Rodricks: How does Chief Teare serve in his job? Who appoints him?
Benoit: Under our current laws, the county executive has sole appointment power over the chief. I would anticipate that among some of the fallout of this would be proposals to be put before the voters this fall to change that process to give the legislative branch a role in hiring a police chief and the hiring of executive branch appointments.
Rodricks: What can you say about county services for folks out there in Anne Arundel County wondering what's going on?
Benoit: I'm approached, called and written to almost daily lately. And my response has been that I'm going to continue to focus on doing my share of providing the high quality of life that people have come to expect. But citizens are concerned, and they see a disabled county executive who's finding it difficult to put forth any meaningful policy issues and one of his senior appointed public safety officials has come under this cloud. In some ways, that's even more troubling, given what we ask of our police department and empower our police department to do. They have arrest powers, they are armed, obviously. They are peoples' protection out there, and when the leadership isn't doing its job, it certainly flows down to the rank and file.
It's safe to say that the rank and file are not happy. The morale … to say that it's low is an incredible understatement.
Rodricks: The chairman of your council said this was pure political grandstanding. What was your response when you heard him say that?
Benoit: Well, I don't agree with that. The resolution, while symbolic and there is no binding authority, does send a message to the public that we are paying attention to this and we echo the sentiments we've heard. I have not heard anybody come forth and say they support Chief Teare. Not many. I would say 99 percent or more have come forth to say 'we need him gone and we have no confidence in his continued ability to lead the police department.'
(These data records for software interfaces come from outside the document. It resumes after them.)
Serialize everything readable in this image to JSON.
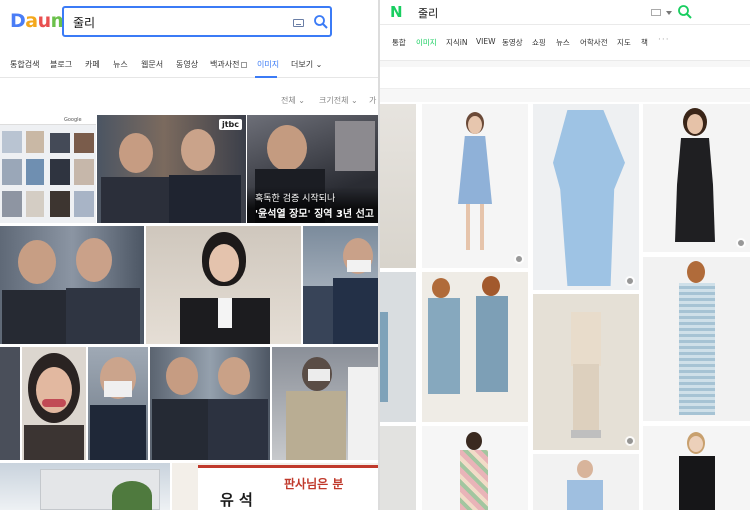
{
  "daum": {
    "logo": "Daum",
    "search": {
      "query": "줄리"
    },
    "tabs": [
      {
        "label": "통합검색"
      },
      {
        "label": "블로그"
      },
      {
        "label": "카페"
      },
      {
        "label": "뉴스"
      },
      {
        "label": "웹문서"
      },
      {
        "label": "동영상"
      },
      {
        "label": "백과사전"
      },
      {
        "label": "이미지",
        "active": true
      },
      {
        "label": "더보기"
      }
    ],
    "filters": [
      "전체",
      "크기전체",
      "가"
    ],
    "captions": {
      "news_line1": "혹독한 검증 시작되나",
      "news_line2": "'윤석열 장모' 징역 3년 선고",
      "jtbc_badge": "jtbc",
      "google_label": "Google",
      "banner_text": "판사님은 분",
      "banner_text2": "유 석"
    }
  },
  "naver": {
    "logo": "N",
    "search": {
      "query": "줄리"
    },
    "tabs": [
      {
        "label": "통합"
      },
      {
        "label": "이미지",
        "active": true
      },
      {
        "label": "지식iN"
      },
      {
        "label": "VIEW"
      },
      {
        "label": "동영상"
      },
      {
        "label": "쇼핑"
      },
      {
        "label": "뉴스"
      },
      {
        "label": "어학사전"
      },
      {
        "label": "지도"
      },
      {
        "label": "책"
      }
    ],
    "more": "···"
  },
  "colors": {
    "daum_accent": "#3b7bf6",
    "naver_green": "#19ce60"
  }
}
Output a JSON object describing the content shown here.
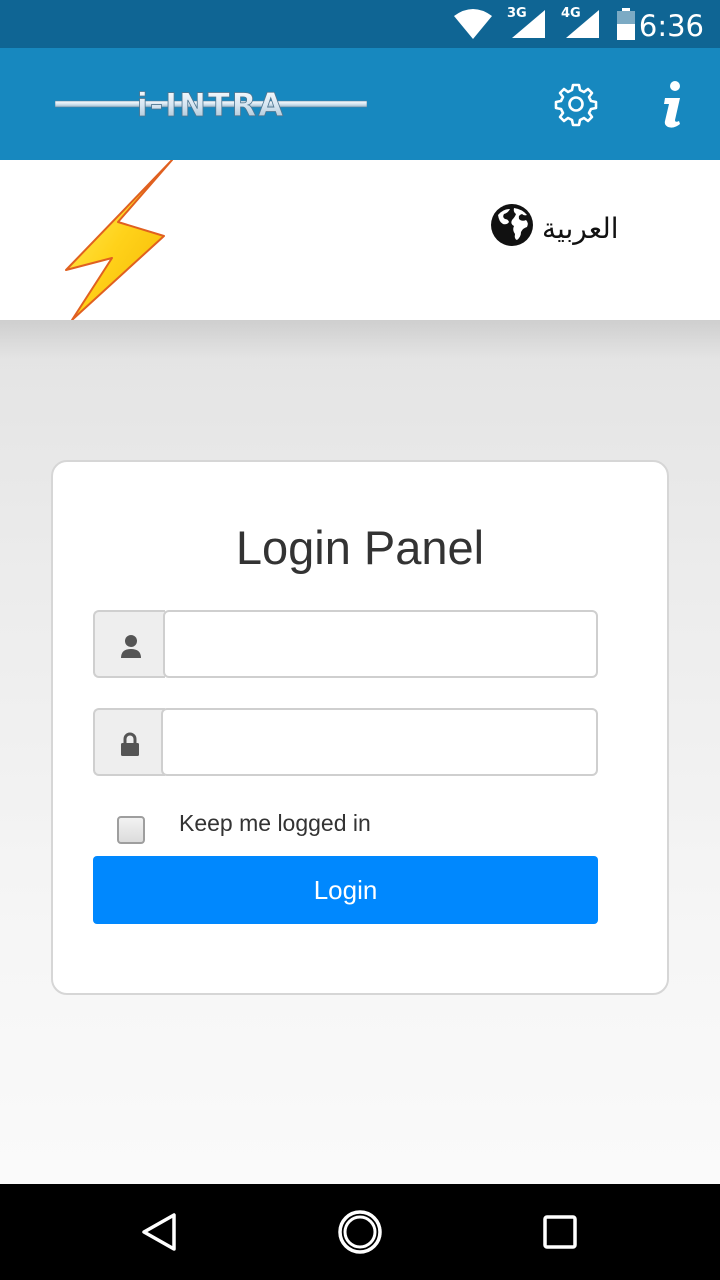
{
  "status_bar": {
    "time": "6:36",
    "network_1": "3G",
    "network_2": "4G",
    "icons": [
      "wifi-icon",
      "signal-3g-icon",
      "signal-4g-icon",
      "battery-icon"
    ]
  },
  "app_bar": {
    "logo_text": "i-INTRA",
    "settings_icon": "gear-icon",
    "info_icon": "info-icon",
    "background": "#1788bf"
  },
  "brand": {
    "logo_icon": "lightning-bolt-icon",
    "language_label": "العربية",
    "language_icon": "globe-icon"
  },
  "login": {
    "title": "Login Panel",
    "username": {
      "value": "",
      "placeholder": "",
      "icon": "user-icon"
    },
    "password": {
      "value": "",
      "placeholder": "",
      "icon": "lock-icon"
    },
    "remember_label": "Keep me logged in",
    "remember_checked": false,
    "button_label": "Login",
    "button_color": "#0088fe"
  },
  "nav_bar": {
    "icons": [
      "back-icon",
      "home-icon",
      "recents-icon"
    ]
  }
}
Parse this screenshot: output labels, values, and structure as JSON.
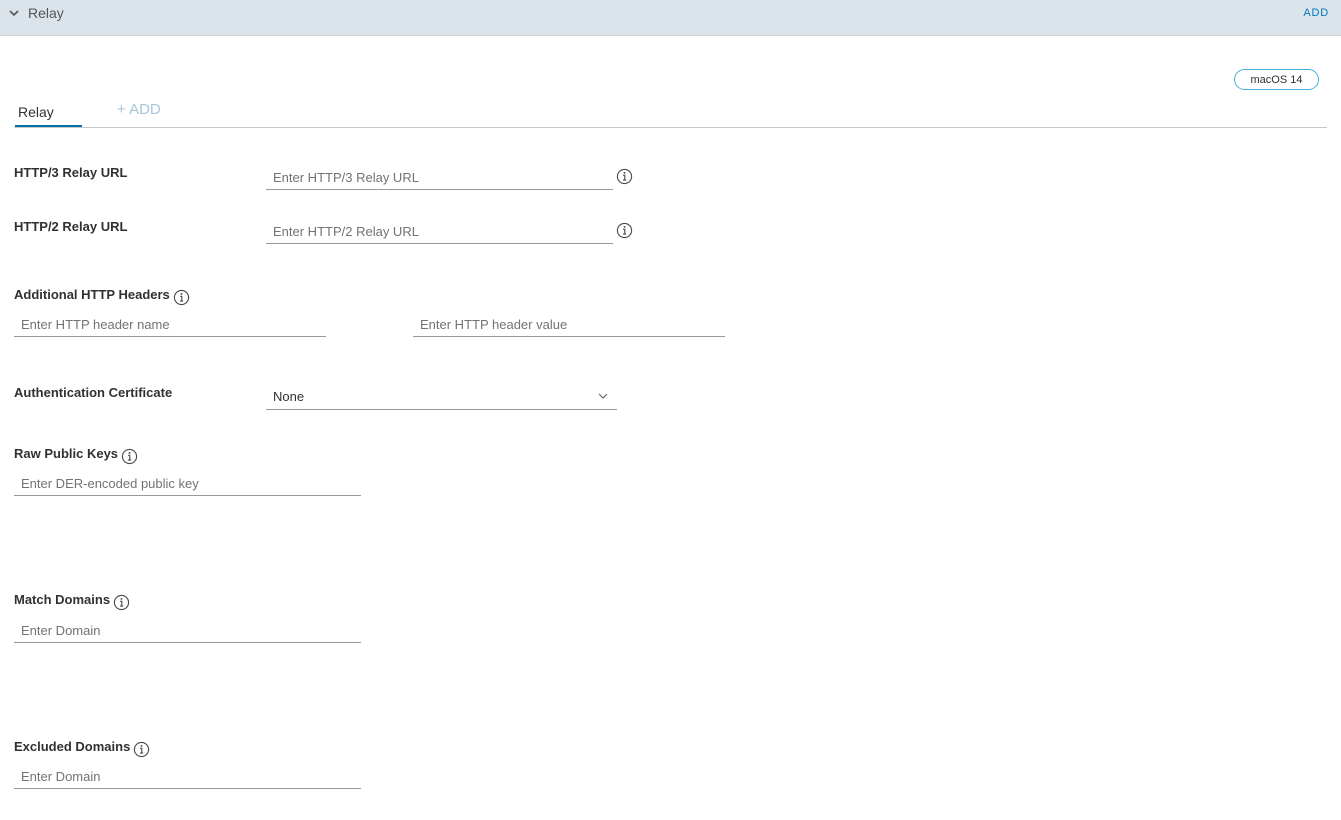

Rodricks: The council, as you know, was in a logjam to fill a vacancy for a long time. Have members of the council thought about a new approach to structure this so it doesn't happen again.
Benoit: I think that's also in the works. Right now, we're in the middle of our decennial charter review process. Our charter commission has submitted a report to us and among the recommendations is to change this process. Some sort of proposal will be put before the voters this year to make this process a little less political. It was a very acrimonious and protracted debate and I don't think any of us are anxious to go back through that. But having said that, from my perspective, the fight was worth it. The person we got, Peter Smith, is going to serve with great distinction and I'm really looking forward to watching him grow as an elected official.